§ **EXERCISE**:
Go through the data line by line. Copy each one holding the string "Design".

================

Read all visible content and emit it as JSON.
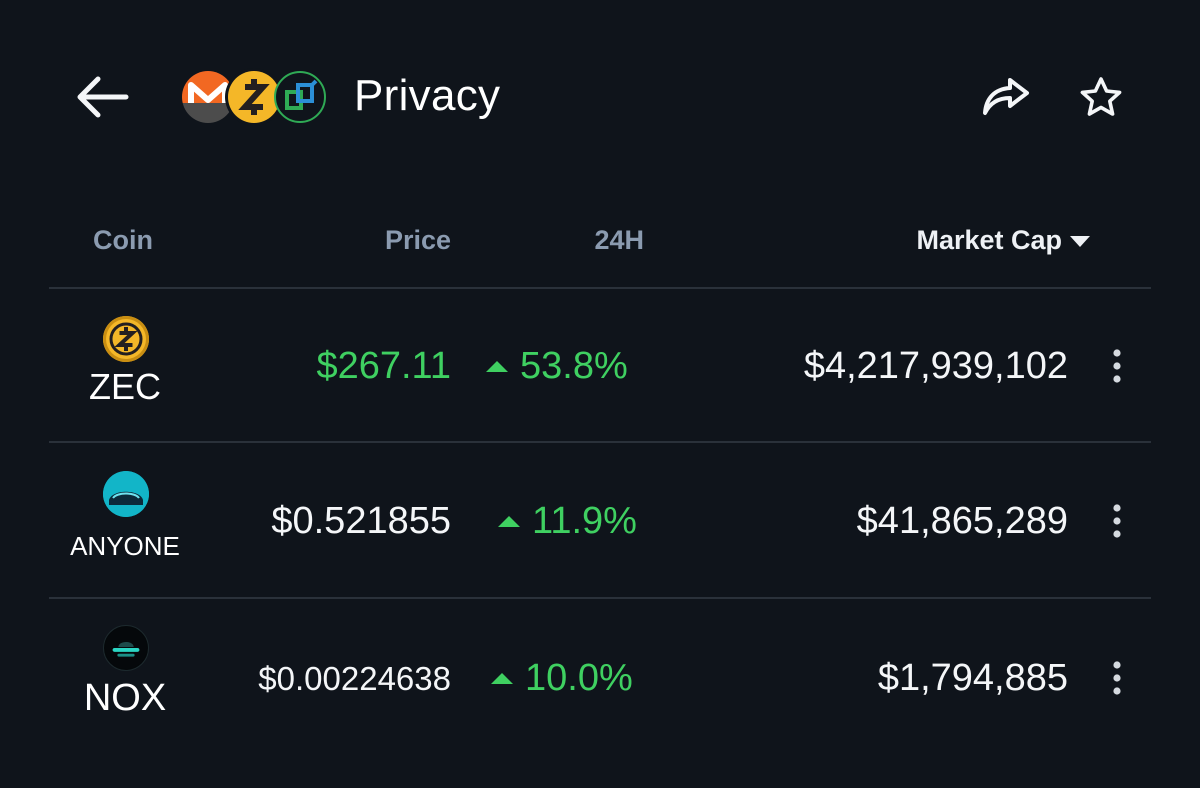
{
  "header": {
    "title": "Privacy",
    "back_icon": "arrow-left-icon",
    "share_icon": "share-icon",
    "favorite_icon": "star-icon",
    "category_logos": [
      "monero-logo",
      "zcash-logo",
      "category-coin-logo"
    ]
  },
  "table": {
    "columns": {
      "coin": "Coin",
      "price": "Price",
      "change": "24H",
      "market_cap": "Market Cap"
    },
    "sort": {
      "column": "market_cap",
      "direction": "descending"
    },
    "rows": [
      {
        "symbol": "ZEC",
        "price": "$267.11",
        "change": "53.8%",
        "direction": "up",
        "market_cap": "$4,217,939,102",
        "price_color": "#3fd061"
      },
      {
        "symbol": "ANYONE",
        "price": "$0.521855",
        "change": "11.9%",
        "direction": "up",
        "market_cap": "$41,865,289",
        "price_color": "#f4f6f8"
      },
      {
        "symbol": "NOX",
        "price": "$0.00224638",
        "change": "10.0%",
        "direction": "up",
        "market_cap": "$1,794,885",
        "price_color": "#f4f6f8"
      }
    ]
  },
  "colors": {
    "background": "#0f141b",
    "positive": "#3fd061",
    "muted_header": "#8b9bb0",
    "divider": "#2a313a"
  }
}
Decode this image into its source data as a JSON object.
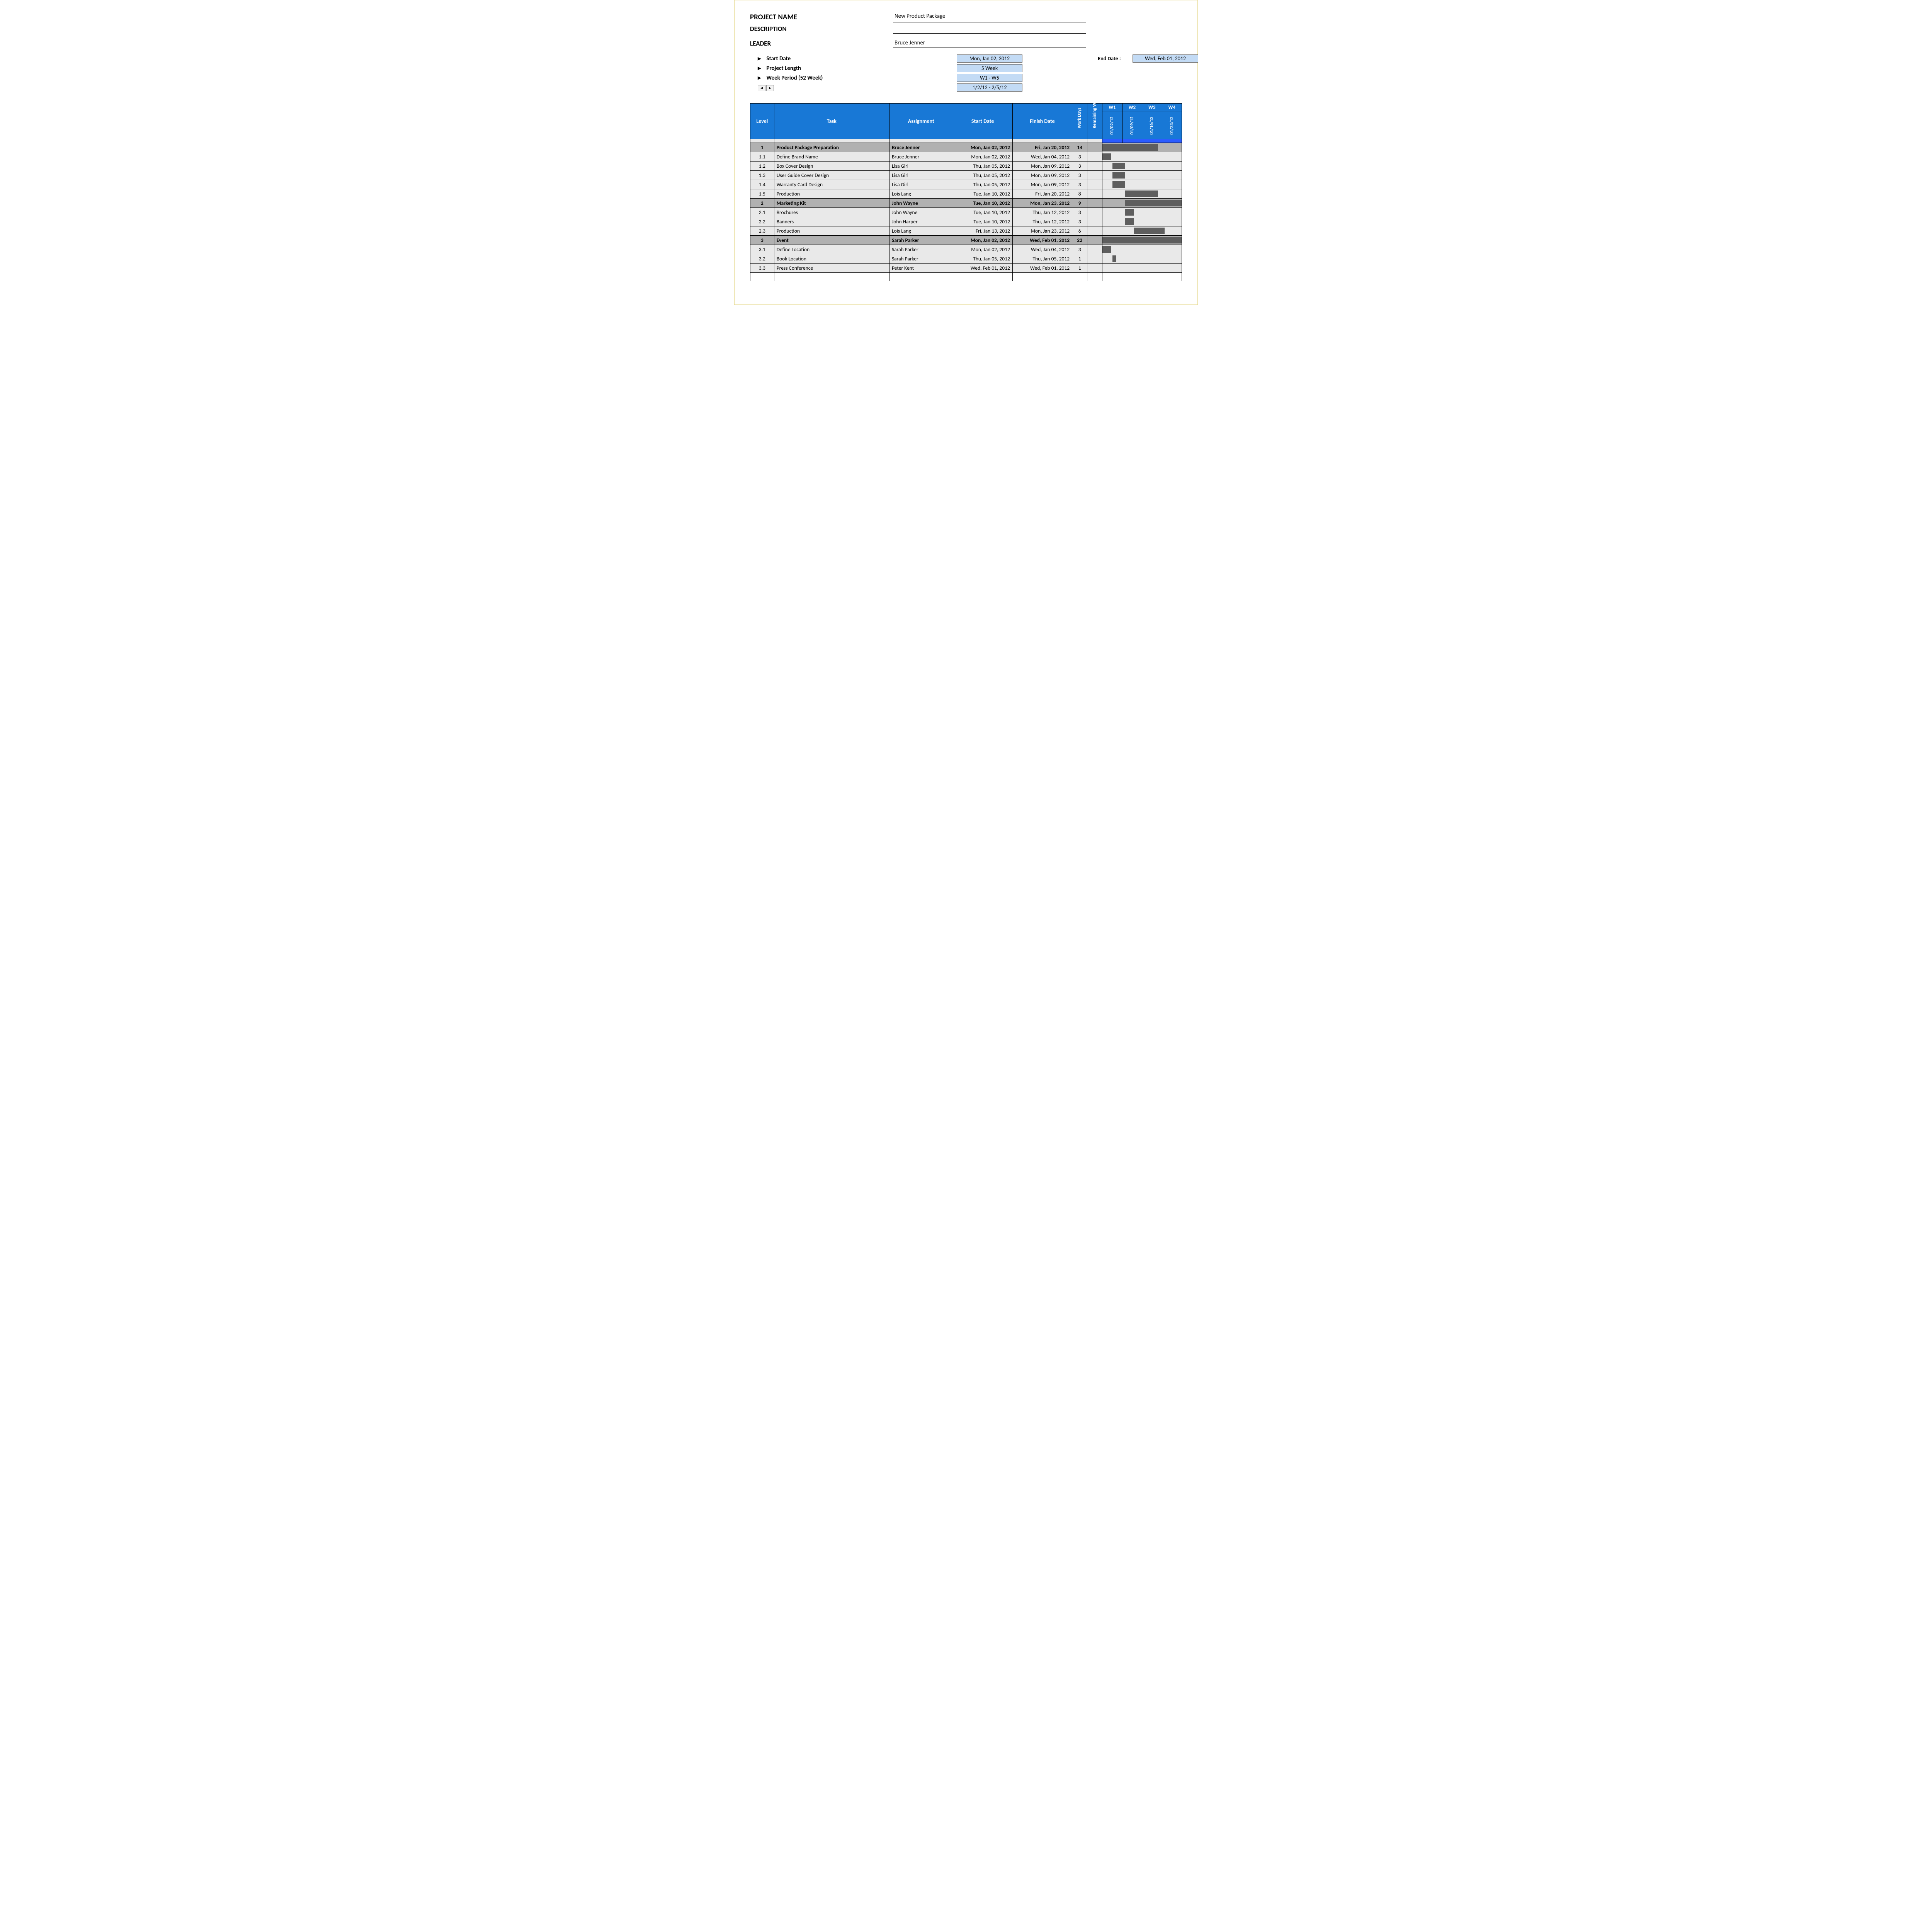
{
  "labels": {
    "projectName": "PROJECT NAME",
    "description": "DESCRIPTION",
    "leader": "LEADER",
    "startDate": "Start Date",
    "projectLength": "Project Length",
    "weekPeriod": "Week Period (52 Week)",
    "endDate": "End Date :"
  },
  "header": {
    "projectName": "New Product Package",
    "description": "",
    "leader": "Bruce Jenner",
    "startDate": "Mon, Jan 02, 2012",
    "endDate": "Wed, Feb 01, 2012",
    "projectLength": "5 Week",
    "weekPeriod": "W1 - W5",
    "dateRange": "1/2/12 - 2/5/12"
  },
  "columns": {
    "level": "Level",
    "task": "Task",
    "assignment": "Assignment",
    "startDate": "Start Date",
    "finishDate": "Finish Date",
    "workDays": "Work Days",
    "remaining": "Remaining WI"
  },
  "weeks": [
    {
      "label": "W1",
      "date": "01/02/12"
    },
    {
      "label": "W2",
      "date": "01/09/12"
    },
    {
      "label": "W3",
      "date": "01/16/12"
    },
    {
      "label": "W4",
      "date": "01/23/12"
    }
  ],
  "rows": [
    {
      "group": true,
      "level": "1",
      "task": "Product Package Preparation",
      "assign": "Bruce Jenner",
      "start": "Mon, Jan 02, 2012",
      "finish": "Fri, Jan 20, 2012",
      "wd": "14",
      "bar": [
        0,
        2.8
      ]
    },
    {
      "group": false,
      "level": "1.1",
      "task": "Define Brand Name",
      "assign": "Bruce Jenner",
      "start": "Mon, Jan 02, 2012",
      "finish": "Wed, Jan 04, 2012",
      "wd": "3",
      "bar": [
        0,
        0.45
      ]
    },
    {
      "group": false,
      "level": "1.2",
      "task": "Box Cover Design",
      "assign": "Lisa Girl",
      "start": "Thu, Jan 05, 2012",
      "finish": "Mon, Jan 09, 2012",
      "wd": "3",
      "bar": [
        0.5,
        1.15
      ]
    },
    {
      "group": false,
      "level": "1.3",
      "task": "User Guide Cover Design",
      "assign": "Lisa Girl",
      "start": "Thu, Jan 05, 2012",
      "finish": "Mon, Jan 09, 2012",
      "wd": "3",
      "bar": [
        0.5,
        1.15
      ]
    },
    {
      "group": false,
      "level": "1.4",
      "task": "Warranty Card Design",
      "assign": "Lisa Girl",
      "start": "Thu, Jan 05, 2012",
      "finish": "Mon, Jan 09, 2012",
      "wd": "3",
      "bar": [
        0.5,
        1.15
      ]
    },
    {
      "group": false,
      "level": "1.5",
      "task": "Production",
      "assign": "Lois Lang",
      "start": "Tue, Jan 10, 2012",
      "finish": "Fri, Jan 20, 2012",
      "wd": "8",
      "bar": [
        1.15,
        2.8
      ]
    },
    {
      "group": true,
      "level": "2",
      "task": "Marketing Kit",
      "assign": "John Wayne",
      "start": "Tue, Jan 10, 2012",
      "finish": "Mon, Jan 23, 2012",
      "wd": "9",
      "bar": [
        1.15,
        4
      ]
    },
    {
      "group": false,
      "level": "2.1",
      "task": "Brochures",
      "assign": "John Wayne",
      "start": "Tue, Jan 10, 2012",
      "finish": "Thu, Jan 12, 2012",
      "wd": "3",
      "bar": [
        1.15,
        1.6
      ]
    },
    {
      "group": false,
      "level": "2.2",
      "task": "Banners",
      "assign": "John Harper",
      "start": "Tue, Jan 10, 2012",
      "finish": "Thu, Jan 12, 2012",
      "wd": "3",
      "bar": [
        1.15,
        1.6
      ]
    },
    {
      "group": false,
      "level": "2.3",
      "task": "Production",
      "assign": "Lois Lang",
      "start": "Fri, Jan 13, 2012",
      "finish": "Mon, Jan 23, 2012",
      "wd": "6",
      "bar": [
        1.6,
        3.15
      ]
    },
    {
      "group": true,
      "level": "3",
      "task": "Event",
      "assign": "Sarah Parker",
      "start": "Mon, Jan 02, 2012",
      "finish": "Wed, Feb 01, 2012",
      "wd": "22",
      "bar": [
        0,
        4
      ]
    },
    {
      "group": false,
      "level": "3.1",
      "task": "Define Location",
      "assign": "Sarah Parker",
      "start": "Mon, Jan 02, 2012",
      "finish": "Wed, Jan 04, 2012",
      "wd": "3",
      "bar": [
        0,
        0.45
      ]
    },
    {
      "group": false,
      "level": "3.2",
      "task": "Book Location",
      "assign": "Sarah Parker",
      "start": "Thu, Jan 05, 2012",
      "finish": "Thu, Jan 05, 2012",
      "wd": "1",
      "bar": [
        0.5,
        0.7
      ]
    },
    {
      "group": false,
      "level": "3.3",
      "task": "Press Conference",
      "assign": "Peter Kent",
      "start": "Wed, Feb 01, 2012",
      "finish": "Wed, Feb 01, 2012",
      "wd": "1",
      "bar": null
    }
  ],
  "chart_data": {
    "type": "gantt",
    "unit": "week-index (0 = start of W1 01/02/12, 4 = end of W4 01/23/12)",
    "weeks": [
      "01/02/12",
      "01/09/12",
      "01/16/12",
      "01/23/12"
    ],
    "tasks": [
      {
        "level": "1",
        "name": "Product Package Preparation",
        "start": 0,
        "end": 2.8
      },
      {
        "level": "1.1",
        "name": "Define Brand Name",
        "start": 0,
        "end": 0.45
      },
      {
        "level": "1.2",
        "name": "Box Cover Design",
        "start": 0.5,
        "end": 1.15
      },
      {
        "level": "1.3",
        "name": "User Guide Cover Design",
        "start": 0.5,
        "end": 1.15
      },
      {
        "level": "1.4",
        "name": "Warranty Card Design",
        "start": 0.5,
        "end": 1.15
      },
      {
        "level": "1.5",
        "name": "Production",
        "start": 1.15,
        "end": 2.8
      },
      {
        "level": "2",
        "name": "Marketing Kit",
        "start": 1.15,
        "end": 4
      },
      {
        "level": "2.1",
        "name": "Brochures",
        "start": 1.15,
        "end": 1.6
      },
      {
        "level": "2.2",
        "name": "Banners",
        "start": 1.15,
        "end": 1.6
      },
      {
        "level": "2.3",
        "name": "Production",
        "start": 1.6,
        "end": 3.15
      },
      {
        "level": "3",
        "name": "Event",
        "start": 0,
        "end": 4
      },
      {
        "level": "3.1",
        "name": "Define Location",
        "start": 0,
        "end": 0.45
      },
      {
        "level": "3.2",
        "name": "Book Location",
        "start": 0.5,
        "end": 0.7
      },
      {
        "level": "3.3",
        "name": "Press Conference",
        "start": null,
        "end": null
      }
    ]
  }
}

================

§ **WRITTEN REPLY**:
      "task": "Box Cover Design",
      "task": "User Guide Cover Design",
      "task": "Warranty Card Design",
        "name": "Box Cover Design",
        "name": "User Guide Cover Design",
        "name": "Warranty Card Design",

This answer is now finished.